= EXCERPTED RECORDS =
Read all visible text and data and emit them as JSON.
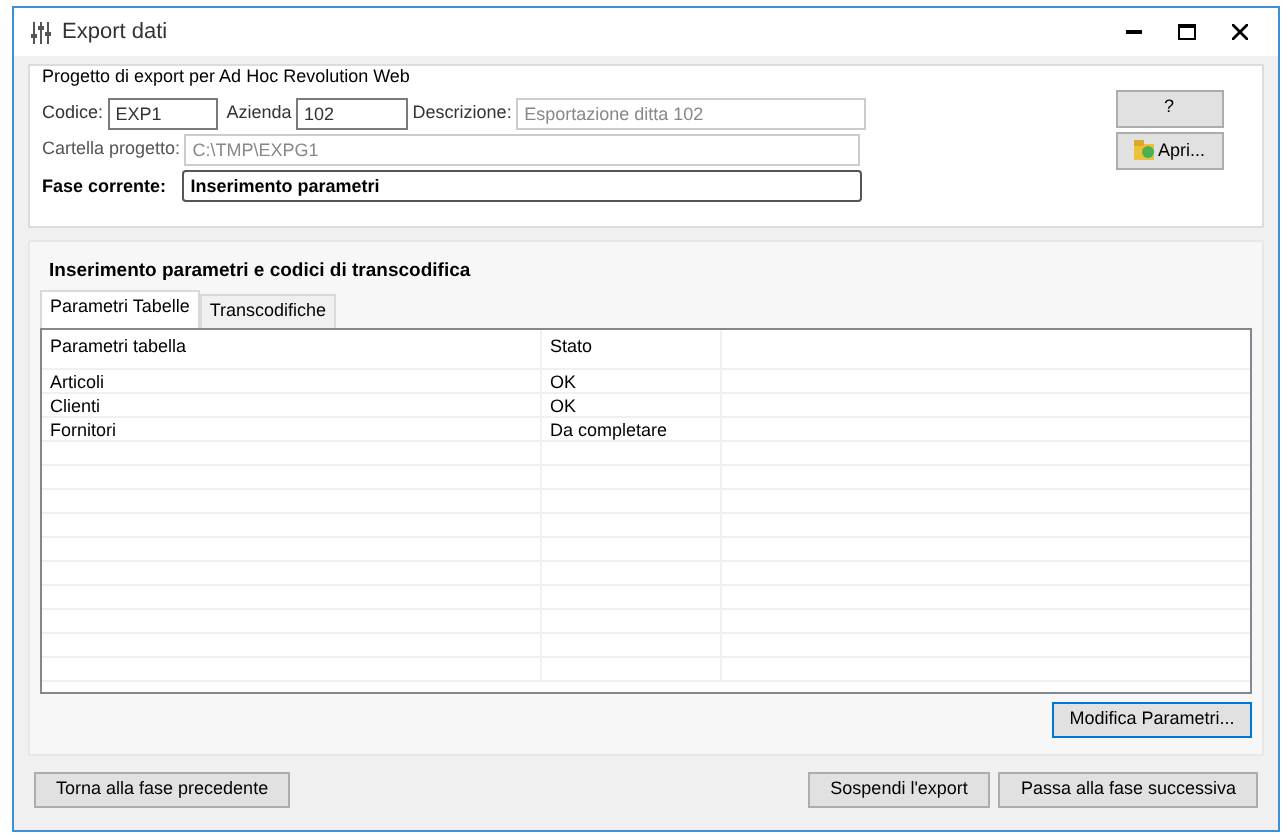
{
  "window": {
    "title": "Export dati"
  },
  "project": {
    "legend": "Progetto di export per Ad Hoc Revolution Web",
    "codice_label": "Codice:",
    "codice": "EXP1",
    "azienda_label": "Azienda",
    "azienda": "102",
    "descrizione_label": "Descrizione:",
    "descrizione": "Esportazione ditta 102",
    "cartella_label": "Cartella progetto:",
    "cartella": "C:\\TMP\\EXPG1",
    "fase_label": "Fase corrente:",
    "fase": "Inserimento parametri",
    "help_button": "?",
    "open_button": "Apri..."
  },
  "section_title": "Inserimento parametri e codici di transcodifica",
  "tabs": [
    {
      "label": "Parametri Tabelle",
      "selected": true
    },
    {
      "label": "Transcodifiche",
      "selected": false
    }
  ],
  "table": {
    "columns": [
      "Parametri tabella",
      "Stato"
    ],
    "rows": [
      {
        "cells": [
          "Articoli",
          "OK"
        ]
      },
      {
        "cells": [
          "Clienti",
          "OK"
        ]
      },
      {
        "cells": [
          "Fornitori",
          "Da completare"
        ]
      }
    ]
  },
  "modify_button": "Modifica Parametri...",
  "buttons": [
    "Torna alla fase precedente",
    "Sospendi l'export",
    "Passa alla fase successiva"
  ]
}
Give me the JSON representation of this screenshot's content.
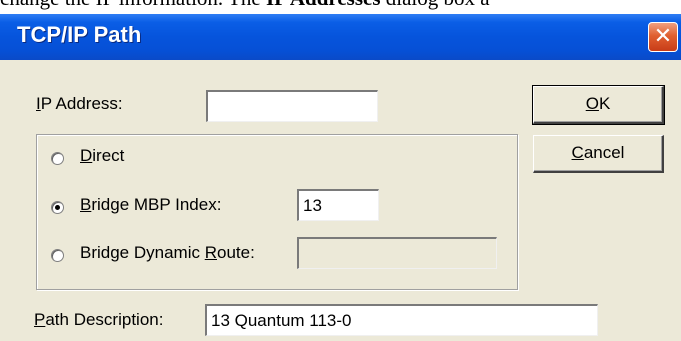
{
  "doc_text": {
    "pre": "change the IP information. The ",
    "bold": "IP Addresses",
    "post": " dialog box a"
  },
  "dialog": {
    "title": "TCP/IP Path",
    "close_glyph": "✕"
  },
  "ip_address": {
    "label_access": "I",
    "label_rest": "P Address:",
    "value": ""
  },
  "buttons": {
    "ok_access": "O",
    "ok_rest": "K",
    "cancel_access": "C",
    "cancel_rest": "ancel"
  },
  "connection": {
    "selected": "bridge_mbp_index",
    "direct": {
      "access": "D",
      "rest": "irect"
    },
    "bridge_mbp": {
      "access": "B",
      "rest": "ridge MBP Index:",
      "value": "13"
    },
    "bridge_dynamic": {
      "pre": "Bridge Dynamic ",
      "access": "R",
      "post": "oute:",
      "value": ""
    }
  },
  "path_description": {
    "label_access": "P",
    "label_rest": "ath Description:",
    "value": "13 Quantum 113-0"
  }
}
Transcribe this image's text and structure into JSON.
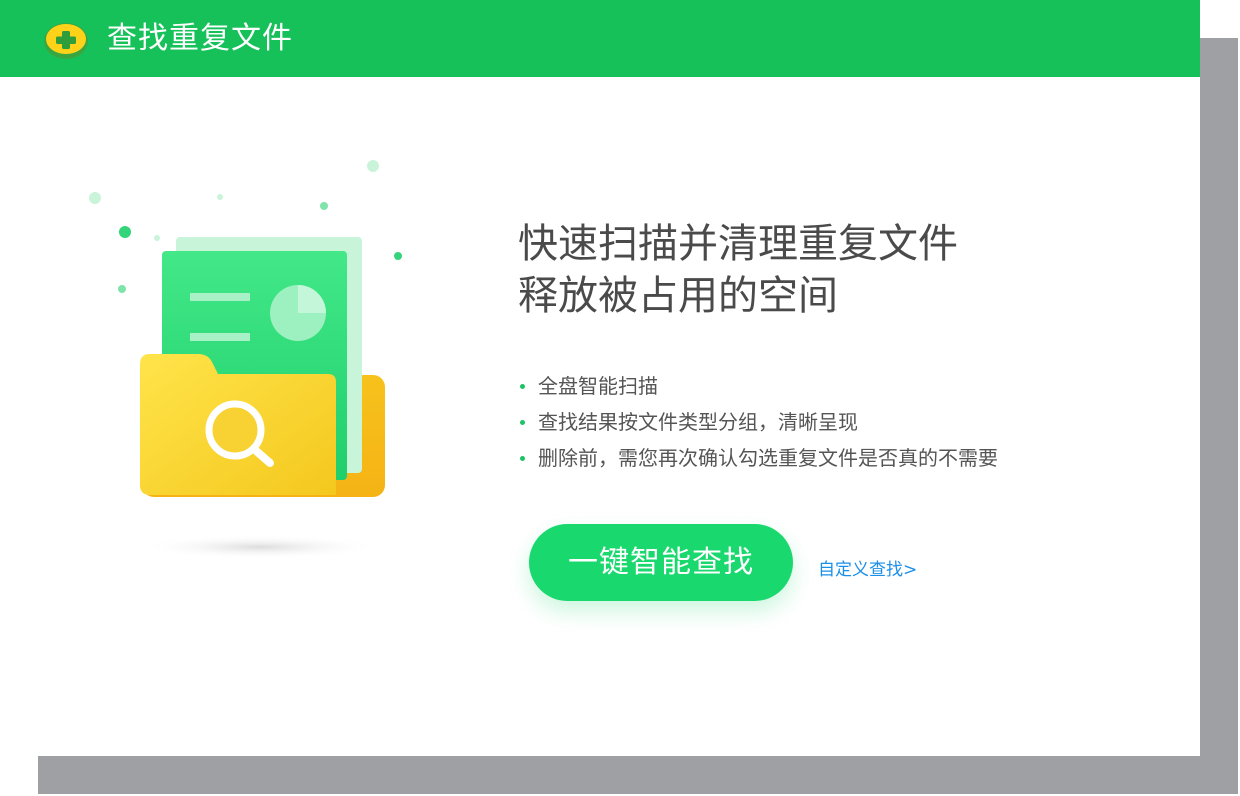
{
  "window": {
    "title": "查找重复文件",
    "app_icon": "app-plus-logo-icon",
    "accent_color": "#17c15a"
  },
  "main": {
    "headline_line1": "快速扫描并清理重复文件",
    "headline_line2": "释放被占用的空间",
    "features": [
      "全盘智能扫描",
      "查找结果按文件类型分组，清晰呈现",
      "删除前，需您再次确认勾选重复文件是否真的不需要"
    ],
    "primary_button": {
      "label": "一键智能查找",
      "color": "#18d86e"
    },
    "custom_link": "自定义查找>",
    "link_color": "#1b8fe8",
    "illustration": "folder-search-illustration"
  }
}
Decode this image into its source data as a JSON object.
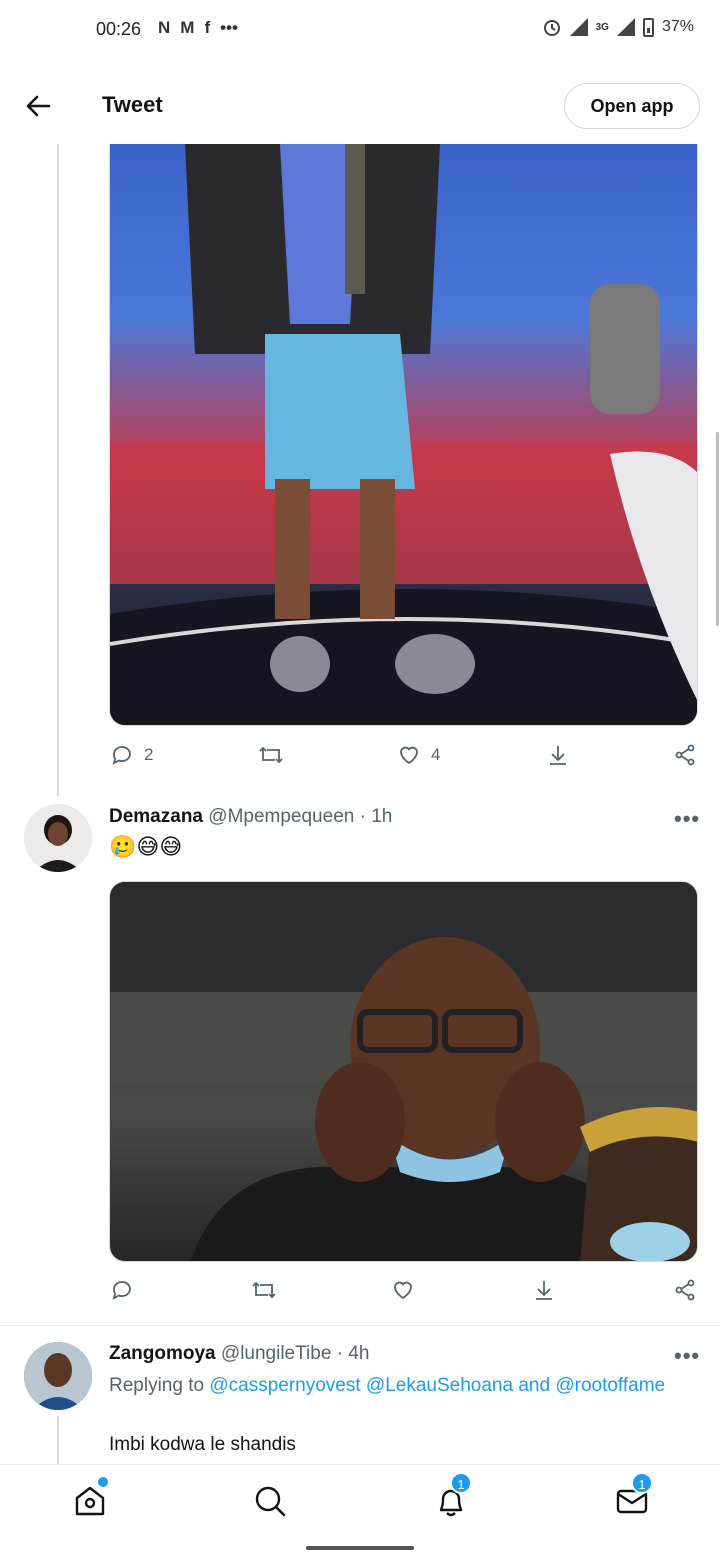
{
  "status_bar": {
    "time": "00:26",
    "notification_icons": [
      "N",
      "M",
      "f",
      "•••"
    ],
    "network": "3G",
    "battery": "37%"
  },
  "header": {
    "title": "Tweet",
    "open_app_label": "Open app"
  },
  "tweet_main": {
    "actions": {
      "replies": "2",
      "likes": "4"
    }
  },
  "tweet_demazana": {
    "name": "Demazana",
    "handle": "@Mpempequeen",
    "time": "· 1h",
    "text": "🥲😅😅",
    "more": "•••"
  },
  "tweet_zangomoya": {
    "name": "Zangomoya",
    "handle": "@lungileTibe",
    "time": "· 4h",
    "more": "•••",
    "reply_prefix": "Replying to",
    "reply_to_1": "@casspernyovest",
    "reply_to_2": "@LekauSehoana",
    "reply_and": "and",
    "reply_to_3": "@rootoffame",
    "text": "Imbi kodwa le shandis"
  },
  "bottom_nav": {
    "notifications_badge": "1",
    "messages_badge": "1",
    "icons": [
      "home-icon",
      "search-icon",
      "bell-icon",
      "mail-icon"
    ]
  },
  "colors": {
    "accent": "#1d9bf0",
    "text_secondary": "#536471",
    "border": "#cfd9de"
  }
}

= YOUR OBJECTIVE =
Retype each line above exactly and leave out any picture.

= ANSWER SPACE =
Read all visible text and data and emit them as JSON.
{
  "window": {
    "title": "Export dati"
  },
  "project": {
    "legend": "Progetto di export per Ad Hoc Revolution Web",
    "codice_label": "Codice:",
    "codice": "EXP1",
    "azienda_label": "Azienda",
    "azienda": "102",
    "descrizione_label": "Descrizione:",
    "descrizione": "Esportazione ditta 102",
    "cartella_label": "Cartella progetto:",
    "cartella": "C:\\TMP\\EXPG1",
    "fase_label": "Fase corrente:",
    "fase": "Inserimento parametri",
    "help_button": "?",
    "open_button": "Apri..."
  },
  "section_title": "Inserimento parametri e codici di transcodifica",
  "tabs": [
    {
      "label": "Parametri Tabelle",
      "selected": true
    },
    {
      "label": "Transcodifiche",
      "selected": false
    }
  ],
  "table": {
    "columns": [
      "Parametri tabella",
      "Stato"
    ],
    "rows": [
      {
        "cells": [
          "Articoli",
          "OK"
        ]
      },
      {
        "cells": [
          "Clienti",
          "OK"
        ]
      },
      {
        "cells": [
          "Fornitori",
          "Da completare"
        ]
      }
    ]
  },
  "modify_button": "Modifica Parametri...",
  "buttons": [
    "Torna alla fase precedente",
    "Sospendi l'export",
    "Passa alla fase successiva"
  ]
}
Give me the JSON representation of this screenshot's content.
{
  "doc_text": {
    "pre": "change the IP information. The ",
    "bold": "IP Addresses",
    "post": " dialog box a"
  },
  "dialog": {
    "title": "TCP/IP Path",
    "close_glyph": "✕"
  },
  "ip_address": {
    "label_access": "I",
    "label_rest": "P Address:",
    "value": ""
  },
  "buttons": {
    "ok_access": "O",
    "ok_rest": "K",
    "cancel_access": "C",
    "cancel_rest": "ancel"
  },
  "connection": {
    "selected": "bridge_mbp_index",
    "direct": {
      "access": "D",
      "rest": "irect"
    },
    "bridge_mbp": {
      "access": "B",
      "rest": "ridge MBP Index:",
      "value": "13"
    },
    "bridge_dynamic": {
      "pre": "Bridge Dynamic ",
      "access": "R",
      "post": "oute:",
      "value": ""
    }
  },
  "path_description": {
    "label_access": "P",
    "label_rest": "ath Description:",
    "value": "13 Quantum 113-0"
  }
}
Transcribe this image's text and structure into JSON.
{
  "window": {
    "title": "查找重复文件",
    "app_icon": "app-plus-logo-icon",
    "accent_color": "#17c15a"
  },
  "main": {
    "headline_line1": "快速扫描并清理重复文件",
    "headline_line2": "释放被占用的空间",
    "features": [
      "全盘智能扫描",
      "查找结果按文件类型分组，清晰呈现",
      "删除前，需您再次确认勾选重复文件是否真的不需要"
    ],
    "primary_button": {
      "label": "一键智能查找",
      "color": "#18d86e"
    },
    "custom_link": "自定义查找>",
    "link_color": "#1b8fe8",
    "illustration": "folder-search-illustration"
  }
}
Decode this image into its source data as a JSON object.
{
  "status_bar": {
    "time": "00:26",
    "notification_icons": [
      "N",
      "M",
      "f",
      "•••"
    ],
    "network": "3G",
    "battery": "37%"
  },
  "header": {
    "title": "Tweet",
    "open_app_label": "Open app"
  },
  "tweet_main": {
    "actions": {
      "replies": "2",
      "likes": "4"
    }
  },
  "tweet_demazana": {
    "name": "Demazana",
    "handle": "@Mpempequeen",
    "time": "· 1h",
    "text": "🥲😅😅",
    "more": "•••"
  },
  "tweet_zangomoya": {
    "name": "Zangomoya",
    "handle": "@lungileTibe",
    "time": "· 4h",
    "more": "•••",
    "reply_prefix": "Replying to",
    "reply_to_1": "@casspernyovest",
    "reply_to_2": "@LekauSehoana",
    "reply_and": "and",
    "reply_to_3": "@rootoffame",
    "text": "Imbi kodwa le shandis"
  },
  "bottom_nav": {
    "notifications_badge": "1",
    "messages_badge": "1",
    "icons": [
      "home-icon",
      "search-icon",
      "bell-icon",
      "mail-icon"
    ]
  },
  "colors": {
    "accent": "#1d9bf0",
    "text_secondary": "#536471",
    "border": "#cfd9de"
  }
}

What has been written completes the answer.